Inspection techniques

What is this method?

Visual Inspection is particularly effective detecting macroscopic flaws, such as poor welds. Many welding flaws are macroscopic: crater cracking, undercutting, slag inclusion, incomplete penetration welds, and Essentially, visual inspection should be performed the way that one would inspect a new car prior to delivery, etc. Bad welds or joints, missing fasteners or components, poor fits, wrong dimensions, improper surface finish, delamination’s in coatings, large cracks, cavities, dents, inadequate size, wrong parts, lack of code approval stamps and similar proofs of testing.

Why is this method?
  1. To collect information regarding the performance of the product with established standards for the use of engineering production, purchasing and quality control etc.
  2. To sort out poor quality of manufactured product and thus to maintain standards.
  3. To establish and increase the reputation by protecting customers from receiving poor quality products.
  4. Detect source of weakness and failure in the finished products and thus check the work of designer.
When is this method used?

Many studies across all industries have demonstrated that there is a cost and time ratio for development: production: delivery of 1:10:100. It means each error will cost 10 times more (in dollars and in time) to fix in production than it would to fix in development, and 100 times more if the error reaches the customer.

That’s why checking quality only at the end of production is very risky. But you don’t have to wait until everything is done.

There are mainly three tools at the disposal of buyers, to check on the quality of their suppliers’ products. Each buyer should try to choose the solution(s) that best fit(s) her needs.

  1. Pre-production inspection (a.k.a. “initial production inspection”)
  2. During production inspection (a.k.a. “in-line” or “in-process” inspection)
  3. Final random inspection (a.k.a. “pre-shipment inspection”)
Roles and responsibilities:

The quality inspector usually follows a pre-established checklist that is based on the product specifications.

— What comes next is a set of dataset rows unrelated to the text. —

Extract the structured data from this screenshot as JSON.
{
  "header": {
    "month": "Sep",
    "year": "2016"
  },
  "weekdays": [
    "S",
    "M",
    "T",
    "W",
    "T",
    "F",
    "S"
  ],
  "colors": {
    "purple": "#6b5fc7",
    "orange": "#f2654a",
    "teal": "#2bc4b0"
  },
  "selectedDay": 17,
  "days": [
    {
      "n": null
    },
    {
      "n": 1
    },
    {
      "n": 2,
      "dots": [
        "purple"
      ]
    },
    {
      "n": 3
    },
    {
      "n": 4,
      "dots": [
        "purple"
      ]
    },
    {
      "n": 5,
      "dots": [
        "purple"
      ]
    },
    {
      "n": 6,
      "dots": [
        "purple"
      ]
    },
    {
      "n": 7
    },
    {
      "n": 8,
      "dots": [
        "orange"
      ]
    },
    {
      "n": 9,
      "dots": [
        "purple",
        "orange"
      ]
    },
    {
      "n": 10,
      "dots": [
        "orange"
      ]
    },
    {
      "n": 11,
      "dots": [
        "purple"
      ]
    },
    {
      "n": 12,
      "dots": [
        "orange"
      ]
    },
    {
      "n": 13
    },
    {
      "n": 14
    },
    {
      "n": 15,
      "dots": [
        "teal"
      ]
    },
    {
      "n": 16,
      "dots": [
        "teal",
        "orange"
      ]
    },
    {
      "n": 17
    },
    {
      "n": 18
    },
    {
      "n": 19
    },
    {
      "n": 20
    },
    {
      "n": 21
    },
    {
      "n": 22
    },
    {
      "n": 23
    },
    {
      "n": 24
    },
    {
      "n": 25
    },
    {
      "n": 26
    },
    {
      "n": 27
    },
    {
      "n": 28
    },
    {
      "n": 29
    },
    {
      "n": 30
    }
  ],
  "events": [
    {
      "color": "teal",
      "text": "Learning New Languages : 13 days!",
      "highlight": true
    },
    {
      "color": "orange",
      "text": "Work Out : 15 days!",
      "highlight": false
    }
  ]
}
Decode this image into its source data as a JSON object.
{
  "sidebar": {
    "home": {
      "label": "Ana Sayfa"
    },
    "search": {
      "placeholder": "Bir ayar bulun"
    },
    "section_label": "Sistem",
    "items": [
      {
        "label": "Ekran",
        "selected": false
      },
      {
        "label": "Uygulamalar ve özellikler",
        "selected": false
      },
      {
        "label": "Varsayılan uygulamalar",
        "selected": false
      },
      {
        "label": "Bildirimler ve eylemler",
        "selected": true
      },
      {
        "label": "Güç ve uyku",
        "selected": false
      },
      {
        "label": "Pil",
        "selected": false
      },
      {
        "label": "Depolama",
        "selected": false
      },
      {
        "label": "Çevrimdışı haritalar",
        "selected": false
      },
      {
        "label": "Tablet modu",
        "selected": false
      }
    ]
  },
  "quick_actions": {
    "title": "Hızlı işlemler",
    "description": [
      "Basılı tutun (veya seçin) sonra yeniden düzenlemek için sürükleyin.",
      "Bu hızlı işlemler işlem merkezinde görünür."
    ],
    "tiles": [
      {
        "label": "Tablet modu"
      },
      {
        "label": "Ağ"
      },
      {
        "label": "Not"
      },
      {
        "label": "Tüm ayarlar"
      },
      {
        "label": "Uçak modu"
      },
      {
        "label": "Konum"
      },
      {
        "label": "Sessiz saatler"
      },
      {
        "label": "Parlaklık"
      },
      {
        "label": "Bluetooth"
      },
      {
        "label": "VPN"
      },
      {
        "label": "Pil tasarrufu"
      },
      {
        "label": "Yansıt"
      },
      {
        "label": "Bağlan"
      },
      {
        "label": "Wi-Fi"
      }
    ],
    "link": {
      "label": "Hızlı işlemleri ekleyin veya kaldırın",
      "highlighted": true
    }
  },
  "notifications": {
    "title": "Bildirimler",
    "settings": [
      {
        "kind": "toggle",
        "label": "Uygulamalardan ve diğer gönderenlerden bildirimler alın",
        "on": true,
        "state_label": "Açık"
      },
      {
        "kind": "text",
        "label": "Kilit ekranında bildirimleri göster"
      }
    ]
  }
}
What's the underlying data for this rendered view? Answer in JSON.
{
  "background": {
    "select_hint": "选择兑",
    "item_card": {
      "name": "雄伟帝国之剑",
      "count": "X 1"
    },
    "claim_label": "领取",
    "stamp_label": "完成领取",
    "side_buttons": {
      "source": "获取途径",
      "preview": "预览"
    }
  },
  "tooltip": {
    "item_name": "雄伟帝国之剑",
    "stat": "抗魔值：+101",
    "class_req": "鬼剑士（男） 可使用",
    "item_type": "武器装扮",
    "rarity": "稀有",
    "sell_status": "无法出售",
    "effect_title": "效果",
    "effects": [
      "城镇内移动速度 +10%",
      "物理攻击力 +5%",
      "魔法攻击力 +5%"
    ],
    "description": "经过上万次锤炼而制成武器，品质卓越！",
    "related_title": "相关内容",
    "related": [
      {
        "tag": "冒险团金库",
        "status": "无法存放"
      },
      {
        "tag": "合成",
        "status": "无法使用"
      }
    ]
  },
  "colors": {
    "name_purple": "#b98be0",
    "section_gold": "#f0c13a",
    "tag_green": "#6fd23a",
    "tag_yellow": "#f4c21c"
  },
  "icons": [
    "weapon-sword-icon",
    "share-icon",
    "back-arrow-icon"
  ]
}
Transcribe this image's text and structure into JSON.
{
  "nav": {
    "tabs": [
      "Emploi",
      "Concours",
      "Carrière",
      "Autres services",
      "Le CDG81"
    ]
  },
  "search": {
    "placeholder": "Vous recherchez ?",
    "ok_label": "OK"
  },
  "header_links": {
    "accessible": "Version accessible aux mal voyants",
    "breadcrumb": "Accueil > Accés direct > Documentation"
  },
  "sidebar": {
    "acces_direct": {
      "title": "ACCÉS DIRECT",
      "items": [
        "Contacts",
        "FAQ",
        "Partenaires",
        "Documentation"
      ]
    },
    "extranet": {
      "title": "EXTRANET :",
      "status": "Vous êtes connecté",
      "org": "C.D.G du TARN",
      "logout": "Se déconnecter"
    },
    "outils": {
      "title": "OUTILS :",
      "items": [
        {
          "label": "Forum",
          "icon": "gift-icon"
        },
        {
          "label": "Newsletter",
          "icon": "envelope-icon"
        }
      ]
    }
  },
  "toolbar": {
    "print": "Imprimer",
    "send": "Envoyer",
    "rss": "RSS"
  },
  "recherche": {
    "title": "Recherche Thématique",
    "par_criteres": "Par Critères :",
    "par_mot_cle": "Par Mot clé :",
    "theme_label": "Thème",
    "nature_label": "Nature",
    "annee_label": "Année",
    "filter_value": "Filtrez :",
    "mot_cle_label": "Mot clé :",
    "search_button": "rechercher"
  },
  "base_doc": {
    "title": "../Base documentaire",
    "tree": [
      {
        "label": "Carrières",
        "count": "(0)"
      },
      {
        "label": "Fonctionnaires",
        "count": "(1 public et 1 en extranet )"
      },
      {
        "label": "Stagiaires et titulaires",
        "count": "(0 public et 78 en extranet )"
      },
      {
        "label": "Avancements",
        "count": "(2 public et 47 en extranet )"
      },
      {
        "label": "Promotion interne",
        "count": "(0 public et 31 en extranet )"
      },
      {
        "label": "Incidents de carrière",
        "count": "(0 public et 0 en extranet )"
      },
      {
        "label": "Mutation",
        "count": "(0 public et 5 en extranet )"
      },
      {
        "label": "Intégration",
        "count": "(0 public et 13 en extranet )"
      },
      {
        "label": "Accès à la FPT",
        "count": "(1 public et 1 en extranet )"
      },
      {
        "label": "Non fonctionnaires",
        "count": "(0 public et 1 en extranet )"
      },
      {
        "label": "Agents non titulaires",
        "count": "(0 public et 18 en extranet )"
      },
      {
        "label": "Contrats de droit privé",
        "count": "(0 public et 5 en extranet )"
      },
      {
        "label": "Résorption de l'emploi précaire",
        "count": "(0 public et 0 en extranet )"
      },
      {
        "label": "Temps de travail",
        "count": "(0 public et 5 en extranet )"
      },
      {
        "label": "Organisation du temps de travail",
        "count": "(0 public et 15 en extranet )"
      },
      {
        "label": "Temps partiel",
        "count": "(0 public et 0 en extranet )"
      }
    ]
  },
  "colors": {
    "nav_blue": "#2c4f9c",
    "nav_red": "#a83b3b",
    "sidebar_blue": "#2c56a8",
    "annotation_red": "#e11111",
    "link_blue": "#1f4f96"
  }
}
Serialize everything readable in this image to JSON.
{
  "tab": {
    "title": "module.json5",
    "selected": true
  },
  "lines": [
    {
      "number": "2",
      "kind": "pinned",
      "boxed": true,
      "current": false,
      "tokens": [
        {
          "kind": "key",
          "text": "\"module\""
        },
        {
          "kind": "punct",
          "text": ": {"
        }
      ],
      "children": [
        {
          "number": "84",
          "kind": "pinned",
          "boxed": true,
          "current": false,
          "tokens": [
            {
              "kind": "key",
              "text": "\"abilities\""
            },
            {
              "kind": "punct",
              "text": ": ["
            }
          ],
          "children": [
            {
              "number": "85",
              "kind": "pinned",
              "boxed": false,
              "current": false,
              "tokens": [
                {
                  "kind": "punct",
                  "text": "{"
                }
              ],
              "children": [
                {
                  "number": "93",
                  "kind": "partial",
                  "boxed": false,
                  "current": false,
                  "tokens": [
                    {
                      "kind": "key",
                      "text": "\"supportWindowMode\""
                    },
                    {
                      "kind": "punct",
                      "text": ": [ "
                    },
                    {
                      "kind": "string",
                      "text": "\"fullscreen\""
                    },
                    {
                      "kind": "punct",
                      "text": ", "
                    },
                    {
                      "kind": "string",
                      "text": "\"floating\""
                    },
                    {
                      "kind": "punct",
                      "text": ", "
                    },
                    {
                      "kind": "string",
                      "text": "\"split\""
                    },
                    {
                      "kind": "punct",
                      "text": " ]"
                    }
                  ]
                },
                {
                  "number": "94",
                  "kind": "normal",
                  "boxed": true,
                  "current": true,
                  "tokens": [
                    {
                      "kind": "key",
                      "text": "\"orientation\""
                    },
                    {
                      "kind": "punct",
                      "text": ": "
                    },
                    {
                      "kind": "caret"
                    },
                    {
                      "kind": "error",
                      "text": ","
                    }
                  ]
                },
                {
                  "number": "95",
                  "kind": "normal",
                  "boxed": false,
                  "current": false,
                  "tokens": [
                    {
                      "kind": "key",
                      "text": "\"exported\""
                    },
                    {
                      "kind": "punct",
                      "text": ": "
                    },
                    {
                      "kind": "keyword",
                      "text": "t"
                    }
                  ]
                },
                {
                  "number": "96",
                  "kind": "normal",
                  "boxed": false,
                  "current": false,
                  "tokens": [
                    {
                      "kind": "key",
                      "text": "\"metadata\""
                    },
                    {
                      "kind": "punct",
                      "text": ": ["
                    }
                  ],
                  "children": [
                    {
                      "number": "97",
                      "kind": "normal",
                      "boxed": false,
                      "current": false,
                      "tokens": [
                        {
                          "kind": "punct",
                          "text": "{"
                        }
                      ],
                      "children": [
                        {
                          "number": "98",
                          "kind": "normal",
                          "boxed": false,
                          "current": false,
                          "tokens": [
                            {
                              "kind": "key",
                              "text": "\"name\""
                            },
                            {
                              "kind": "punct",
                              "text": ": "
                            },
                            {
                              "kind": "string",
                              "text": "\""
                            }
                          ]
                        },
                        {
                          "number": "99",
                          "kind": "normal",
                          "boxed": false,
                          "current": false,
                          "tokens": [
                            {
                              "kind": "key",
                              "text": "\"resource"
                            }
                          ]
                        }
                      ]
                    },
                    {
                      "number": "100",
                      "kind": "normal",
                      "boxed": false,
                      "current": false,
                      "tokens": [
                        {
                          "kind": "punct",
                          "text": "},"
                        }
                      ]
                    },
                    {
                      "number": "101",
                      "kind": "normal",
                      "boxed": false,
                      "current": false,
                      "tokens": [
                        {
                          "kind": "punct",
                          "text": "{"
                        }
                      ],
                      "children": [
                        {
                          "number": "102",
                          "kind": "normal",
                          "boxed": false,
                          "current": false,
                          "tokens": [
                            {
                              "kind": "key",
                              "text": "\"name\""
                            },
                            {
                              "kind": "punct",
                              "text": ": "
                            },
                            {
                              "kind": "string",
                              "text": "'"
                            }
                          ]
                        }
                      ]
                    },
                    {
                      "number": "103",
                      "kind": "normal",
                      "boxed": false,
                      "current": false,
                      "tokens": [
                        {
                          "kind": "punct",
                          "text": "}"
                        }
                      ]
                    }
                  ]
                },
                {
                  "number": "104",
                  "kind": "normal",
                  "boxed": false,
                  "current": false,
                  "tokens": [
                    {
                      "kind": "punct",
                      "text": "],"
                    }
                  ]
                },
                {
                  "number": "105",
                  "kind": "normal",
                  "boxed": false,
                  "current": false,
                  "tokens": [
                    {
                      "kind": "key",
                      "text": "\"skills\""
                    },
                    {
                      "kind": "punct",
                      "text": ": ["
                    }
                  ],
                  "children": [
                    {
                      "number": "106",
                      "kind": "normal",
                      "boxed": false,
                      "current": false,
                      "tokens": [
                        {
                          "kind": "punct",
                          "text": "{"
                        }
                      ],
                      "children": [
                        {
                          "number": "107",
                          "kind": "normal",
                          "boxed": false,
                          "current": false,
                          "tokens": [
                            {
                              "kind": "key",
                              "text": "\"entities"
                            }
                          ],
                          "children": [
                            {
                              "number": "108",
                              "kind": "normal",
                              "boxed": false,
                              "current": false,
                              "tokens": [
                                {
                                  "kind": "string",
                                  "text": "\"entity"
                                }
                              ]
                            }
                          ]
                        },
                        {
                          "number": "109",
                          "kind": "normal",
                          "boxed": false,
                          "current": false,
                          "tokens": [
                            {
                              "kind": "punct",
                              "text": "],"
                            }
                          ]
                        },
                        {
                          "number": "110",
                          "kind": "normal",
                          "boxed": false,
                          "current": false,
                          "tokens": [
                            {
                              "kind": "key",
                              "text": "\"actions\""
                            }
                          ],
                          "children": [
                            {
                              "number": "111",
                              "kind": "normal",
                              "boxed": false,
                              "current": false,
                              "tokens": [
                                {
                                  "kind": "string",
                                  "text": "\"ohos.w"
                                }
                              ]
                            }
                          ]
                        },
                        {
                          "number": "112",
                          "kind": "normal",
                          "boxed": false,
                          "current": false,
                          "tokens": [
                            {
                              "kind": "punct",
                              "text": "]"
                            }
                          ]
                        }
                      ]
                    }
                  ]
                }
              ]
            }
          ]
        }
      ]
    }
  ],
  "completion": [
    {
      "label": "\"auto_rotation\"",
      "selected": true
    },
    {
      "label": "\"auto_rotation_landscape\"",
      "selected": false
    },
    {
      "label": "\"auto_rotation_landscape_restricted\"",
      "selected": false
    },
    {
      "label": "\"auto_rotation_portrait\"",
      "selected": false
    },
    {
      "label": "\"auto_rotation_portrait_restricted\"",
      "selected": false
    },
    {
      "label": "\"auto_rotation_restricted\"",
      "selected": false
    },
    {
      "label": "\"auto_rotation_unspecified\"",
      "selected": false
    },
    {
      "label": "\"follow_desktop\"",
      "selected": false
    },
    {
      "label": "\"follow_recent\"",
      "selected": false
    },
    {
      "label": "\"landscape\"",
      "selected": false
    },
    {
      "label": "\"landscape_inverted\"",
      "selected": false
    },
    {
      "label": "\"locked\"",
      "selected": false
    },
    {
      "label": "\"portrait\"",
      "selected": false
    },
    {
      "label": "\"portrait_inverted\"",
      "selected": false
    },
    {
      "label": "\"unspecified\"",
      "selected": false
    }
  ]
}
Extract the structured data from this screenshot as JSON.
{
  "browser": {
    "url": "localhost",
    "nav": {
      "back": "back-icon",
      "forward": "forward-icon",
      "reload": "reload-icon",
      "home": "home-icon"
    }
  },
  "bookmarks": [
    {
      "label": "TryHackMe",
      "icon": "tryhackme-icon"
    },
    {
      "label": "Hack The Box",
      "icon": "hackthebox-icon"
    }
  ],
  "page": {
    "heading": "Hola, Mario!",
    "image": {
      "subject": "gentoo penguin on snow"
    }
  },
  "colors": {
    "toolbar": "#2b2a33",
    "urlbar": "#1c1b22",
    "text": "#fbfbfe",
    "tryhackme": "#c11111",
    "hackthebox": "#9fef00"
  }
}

Inspected products can be the components used for production, semi-finished goods, or (most often) finished goods before shipment to a customer.

The ISO 2859 standard (derived from MIL-STD 105 E) defines an inspection as an “activity such as measuring, examining, testing, or gauging one or more characteristics of a product or service, and comparing the results with specified requirements to establish whether conformity is achieved for each characteristic”.